Data provided: Begin
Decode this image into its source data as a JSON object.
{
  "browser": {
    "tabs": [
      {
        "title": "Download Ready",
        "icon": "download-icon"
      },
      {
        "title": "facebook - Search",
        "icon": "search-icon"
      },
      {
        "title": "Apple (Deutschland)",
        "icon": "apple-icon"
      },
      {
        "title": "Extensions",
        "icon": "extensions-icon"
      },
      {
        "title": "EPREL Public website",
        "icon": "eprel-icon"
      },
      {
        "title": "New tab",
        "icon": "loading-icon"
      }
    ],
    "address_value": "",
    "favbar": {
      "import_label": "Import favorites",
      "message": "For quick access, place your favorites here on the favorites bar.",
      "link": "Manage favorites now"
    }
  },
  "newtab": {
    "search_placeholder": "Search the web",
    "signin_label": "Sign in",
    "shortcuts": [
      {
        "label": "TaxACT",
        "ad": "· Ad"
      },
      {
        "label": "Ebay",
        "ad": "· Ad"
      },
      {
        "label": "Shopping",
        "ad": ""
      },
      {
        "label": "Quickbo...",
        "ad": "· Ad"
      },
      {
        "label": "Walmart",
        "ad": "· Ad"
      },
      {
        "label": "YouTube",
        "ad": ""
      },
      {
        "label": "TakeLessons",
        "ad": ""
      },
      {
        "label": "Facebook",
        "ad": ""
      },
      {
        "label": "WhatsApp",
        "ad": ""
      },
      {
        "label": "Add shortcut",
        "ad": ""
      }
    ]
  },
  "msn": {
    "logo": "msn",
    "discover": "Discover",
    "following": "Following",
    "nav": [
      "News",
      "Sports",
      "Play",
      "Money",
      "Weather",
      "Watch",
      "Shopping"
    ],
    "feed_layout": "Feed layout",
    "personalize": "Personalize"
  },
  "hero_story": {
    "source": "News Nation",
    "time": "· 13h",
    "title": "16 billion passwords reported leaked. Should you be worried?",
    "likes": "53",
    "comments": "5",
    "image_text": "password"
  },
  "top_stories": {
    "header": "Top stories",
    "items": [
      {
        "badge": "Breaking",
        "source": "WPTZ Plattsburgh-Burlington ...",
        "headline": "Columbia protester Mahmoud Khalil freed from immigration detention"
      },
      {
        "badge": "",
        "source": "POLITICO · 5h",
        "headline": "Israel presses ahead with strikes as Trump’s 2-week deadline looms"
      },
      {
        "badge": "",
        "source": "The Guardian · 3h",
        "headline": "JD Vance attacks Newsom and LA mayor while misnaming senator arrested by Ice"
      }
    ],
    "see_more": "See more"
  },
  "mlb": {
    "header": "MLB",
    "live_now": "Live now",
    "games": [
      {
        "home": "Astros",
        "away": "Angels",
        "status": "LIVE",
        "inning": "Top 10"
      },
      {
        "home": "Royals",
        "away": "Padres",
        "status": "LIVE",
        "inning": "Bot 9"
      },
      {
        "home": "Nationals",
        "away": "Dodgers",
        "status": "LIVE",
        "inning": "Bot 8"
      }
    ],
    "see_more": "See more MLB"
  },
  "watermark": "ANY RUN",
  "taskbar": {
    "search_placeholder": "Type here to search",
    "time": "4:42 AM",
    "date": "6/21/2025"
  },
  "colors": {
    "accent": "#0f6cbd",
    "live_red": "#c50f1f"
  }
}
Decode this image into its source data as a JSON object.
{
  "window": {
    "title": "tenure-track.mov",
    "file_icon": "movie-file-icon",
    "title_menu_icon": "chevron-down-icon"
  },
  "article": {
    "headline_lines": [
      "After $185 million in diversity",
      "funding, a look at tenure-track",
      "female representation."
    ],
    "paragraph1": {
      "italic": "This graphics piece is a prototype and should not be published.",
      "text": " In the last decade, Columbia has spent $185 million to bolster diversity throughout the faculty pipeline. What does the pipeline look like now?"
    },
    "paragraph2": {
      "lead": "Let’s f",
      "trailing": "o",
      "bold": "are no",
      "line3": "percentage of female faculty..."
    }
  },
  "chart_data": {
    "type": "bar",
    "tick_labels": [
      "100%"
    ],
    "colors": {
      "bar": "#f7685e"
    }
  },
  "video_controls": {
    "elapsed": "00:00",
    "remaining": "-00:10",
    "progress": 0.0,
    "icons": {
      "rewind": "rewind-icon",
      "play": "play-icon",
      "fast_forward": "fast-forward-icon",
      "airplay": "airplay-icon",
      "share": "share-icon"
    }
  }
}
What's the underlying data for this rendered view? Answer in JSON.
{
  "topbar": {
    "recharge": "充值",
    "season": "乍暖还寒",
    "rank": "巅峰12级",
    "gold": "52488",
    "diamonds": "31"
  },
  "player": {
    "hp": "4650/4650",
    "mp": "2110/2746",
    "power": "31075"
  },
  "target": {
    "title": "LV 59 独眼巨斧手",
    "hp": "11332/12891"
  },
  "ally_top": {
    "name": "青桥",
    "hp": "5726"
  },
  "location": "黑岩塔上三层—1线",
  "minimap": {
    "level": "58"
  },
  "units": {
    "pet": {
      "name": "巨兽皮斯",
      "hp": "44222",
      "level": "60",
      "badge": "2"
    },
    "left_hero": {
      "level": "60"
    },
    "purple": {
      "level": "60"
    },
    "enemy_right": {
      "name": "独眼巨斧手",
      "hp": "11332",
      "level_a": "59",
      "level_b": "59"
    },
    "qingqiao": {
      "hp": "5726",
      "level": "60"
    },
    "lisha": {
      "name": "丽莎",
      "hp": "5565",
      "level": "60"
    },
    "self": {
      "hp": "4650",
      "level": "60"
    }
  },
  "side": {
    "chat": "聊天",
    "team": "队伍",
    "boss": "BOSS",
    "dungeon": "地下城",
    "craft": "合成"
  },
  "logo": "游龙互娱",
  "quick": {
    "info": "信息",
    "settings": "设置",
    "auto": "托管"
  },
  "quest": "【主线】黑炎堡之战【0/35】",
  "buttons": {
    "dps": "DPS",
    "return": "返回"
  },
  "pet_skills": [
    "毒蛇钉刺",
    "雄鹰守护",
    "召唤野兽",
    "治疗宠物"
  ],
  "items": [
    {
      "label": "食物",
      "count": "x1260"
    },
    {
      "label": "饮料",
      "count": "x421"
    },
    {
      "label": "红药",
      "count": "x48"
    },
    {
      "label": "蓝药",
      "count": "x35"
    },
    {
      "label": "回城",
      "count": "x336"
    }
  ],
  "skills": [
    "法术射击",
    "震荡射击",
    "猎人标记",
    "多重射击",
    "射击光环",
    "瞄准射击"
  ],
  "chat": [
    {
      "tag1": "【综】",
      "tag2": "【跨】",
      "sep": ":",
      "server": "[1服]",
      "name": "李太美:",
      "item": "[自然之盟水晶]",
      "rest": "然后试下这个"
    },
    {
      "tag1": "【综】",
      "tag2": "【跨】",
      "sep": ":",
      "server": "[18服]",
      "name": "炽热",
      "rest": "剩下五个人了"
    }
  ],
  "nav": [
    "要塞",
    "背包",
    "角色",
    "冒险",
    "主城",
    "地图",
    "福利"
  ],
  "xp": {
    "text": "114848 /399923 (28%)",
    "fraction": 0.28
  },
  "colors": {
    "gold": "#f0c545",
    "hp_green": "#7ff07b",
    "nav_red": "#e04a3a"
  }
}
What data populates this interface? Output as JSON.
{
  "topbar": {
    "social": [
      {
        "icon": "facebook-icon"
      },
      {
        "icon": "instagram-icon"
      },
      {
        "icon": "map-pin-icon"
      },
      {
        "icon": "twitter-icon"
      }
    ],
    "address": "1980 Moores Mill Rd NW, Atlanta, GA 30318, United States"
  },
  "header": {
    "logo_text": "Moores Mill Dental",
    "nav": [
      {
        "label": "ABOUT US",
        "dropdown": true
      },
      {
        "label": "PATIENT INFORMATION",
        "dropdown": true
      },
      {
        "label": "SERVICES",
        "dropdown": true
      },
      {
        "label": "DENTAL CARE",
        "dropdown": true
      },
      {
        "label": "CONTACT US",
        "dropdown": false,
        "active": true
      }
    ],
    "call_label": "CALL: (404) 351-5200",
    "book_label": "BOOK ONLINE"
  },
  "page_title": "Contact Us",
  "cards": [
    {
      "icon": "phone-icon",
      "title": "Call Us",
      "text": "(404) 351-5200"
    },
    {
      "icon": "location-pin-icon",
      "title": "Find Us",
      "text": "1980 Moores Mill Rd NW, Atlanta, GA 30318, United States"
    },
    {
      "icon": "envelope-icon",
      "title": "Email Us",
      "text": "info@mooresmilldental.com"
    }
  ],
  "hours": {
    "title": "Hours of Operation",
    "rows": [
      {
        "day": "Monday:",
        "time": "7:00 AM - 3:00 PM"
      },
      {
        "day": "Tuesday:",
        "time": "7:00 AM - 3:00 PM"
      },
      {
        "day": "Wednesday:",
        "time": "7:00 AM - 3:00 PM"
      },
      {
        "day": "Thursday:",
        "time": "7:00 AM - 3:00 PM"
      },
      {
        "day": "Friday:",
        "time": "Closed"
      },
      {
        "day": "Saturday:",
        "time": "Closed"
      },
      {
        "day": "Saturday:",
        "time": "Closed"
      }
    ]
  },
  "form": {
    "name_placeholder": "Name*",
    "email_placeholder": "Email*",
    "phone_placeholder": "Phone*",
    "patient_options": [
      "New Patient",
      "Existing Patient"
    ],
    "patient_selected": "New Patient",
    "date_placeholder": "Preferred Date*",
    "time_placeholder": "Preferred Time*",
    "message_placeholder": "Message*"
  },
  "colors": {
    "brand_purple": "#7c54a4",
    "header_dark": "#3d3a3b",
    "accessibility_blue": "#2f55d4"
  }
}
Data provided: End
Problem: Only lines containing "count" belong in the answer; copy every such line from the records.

Response box:
      "count": "x1260"
      "count": "x421"
      "count": "x48"
      "count": "x35"
      "count": "x336"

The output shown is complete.